Produce the same data once more, line for line.

[Data Boundary: Start]

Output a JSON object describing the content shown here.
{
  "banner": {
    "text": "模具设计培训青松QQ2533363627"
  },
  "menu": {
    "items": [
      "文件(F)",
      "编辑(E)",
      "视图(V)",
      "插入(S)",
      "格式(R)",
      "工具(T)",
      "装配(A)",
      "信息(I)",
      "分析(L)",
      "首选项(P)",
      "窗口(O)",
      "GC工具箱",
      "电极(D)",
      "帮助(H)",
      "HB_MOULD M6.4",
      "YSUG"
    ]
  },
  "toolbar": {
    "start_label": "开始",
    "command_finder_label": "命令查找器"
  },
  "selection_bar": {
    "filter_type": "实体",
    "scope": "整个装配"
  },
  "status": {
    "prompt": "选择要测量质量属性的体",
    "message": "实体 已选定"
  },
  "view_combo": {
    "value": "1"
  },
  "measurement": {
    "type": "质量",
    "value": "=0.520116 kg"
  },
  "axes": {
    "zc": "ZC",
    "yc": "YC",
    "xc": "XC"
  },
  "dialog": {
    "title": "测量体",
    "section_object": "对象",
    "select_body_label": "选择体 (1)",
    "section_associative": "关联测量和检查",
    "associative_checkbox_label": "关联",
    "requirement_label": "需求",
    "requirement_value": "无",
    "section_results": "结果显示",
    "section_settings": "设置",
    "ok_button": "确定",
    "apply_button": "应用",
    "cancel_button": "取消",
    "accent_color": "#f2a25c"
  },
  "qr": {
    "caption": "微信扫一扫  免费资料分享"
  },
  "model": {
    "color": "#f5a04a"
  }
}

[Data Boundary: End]

The answer:
Output a JSON object describing the content shown here.
{
  "banner": {
    "text": "模具设计培训青松QQ2533363627"
  },
  "menu": {
    "items": [
      "文件(F)",
      "编辑(E)",
      "视图(V)",
      "插入(S)",
      "格式(R)",
      "工具(T)",
      "装配(A)",
      "信息(I)",
      "分析(L)",
      "首选项(P)",
      "窗口(O)",
      "GC工具箱",
      "电极(D)",
      "帮助(H)",
      "HB_MOULD M6.4",
      "YSUG"
    ]
  },
  "toolbar": {
    "start_label": "开始",
    "command_finder_label": "命令查找器"
  },
  "selection_bar": {
    "filter_type": "实体",
    "scope": "整个装配"
  },
  "status": {
    "prompt": "选择要测量质量属性的体",
    "message": "实体 已选定"
  },
  "view_combo": {
    "value": "1"
  },
  "measurement": {
    "type": "质量",
    "value": "=0.520116 kg"
  },
  "axes": {
    "zc": "ZC",
    "yc": "YC",
    "xc": "XC"
  },
  "dialog": {
    "title": "测量体",
    "section_object": "对象",
    "select_body_label": "选择体 (1)",
    "section_associative": "关联测量和检查",
    "associative_checkbox_label": "关联",
    "requirement_label": "需求",
    "requirement_value": "无",
    "section_results": "结果显示",
    "section_settings": "设置",
    "ok_button": "确定",
    "apply_button": "应用",
    "cancel_button": "取消",
    "accent_color": "#f2a25c"
  },
  "qr": {
    "caption": "微信扫一扫  免费资料分享"
  },
  "model": {
    "color": "#f5a04a"
  }
}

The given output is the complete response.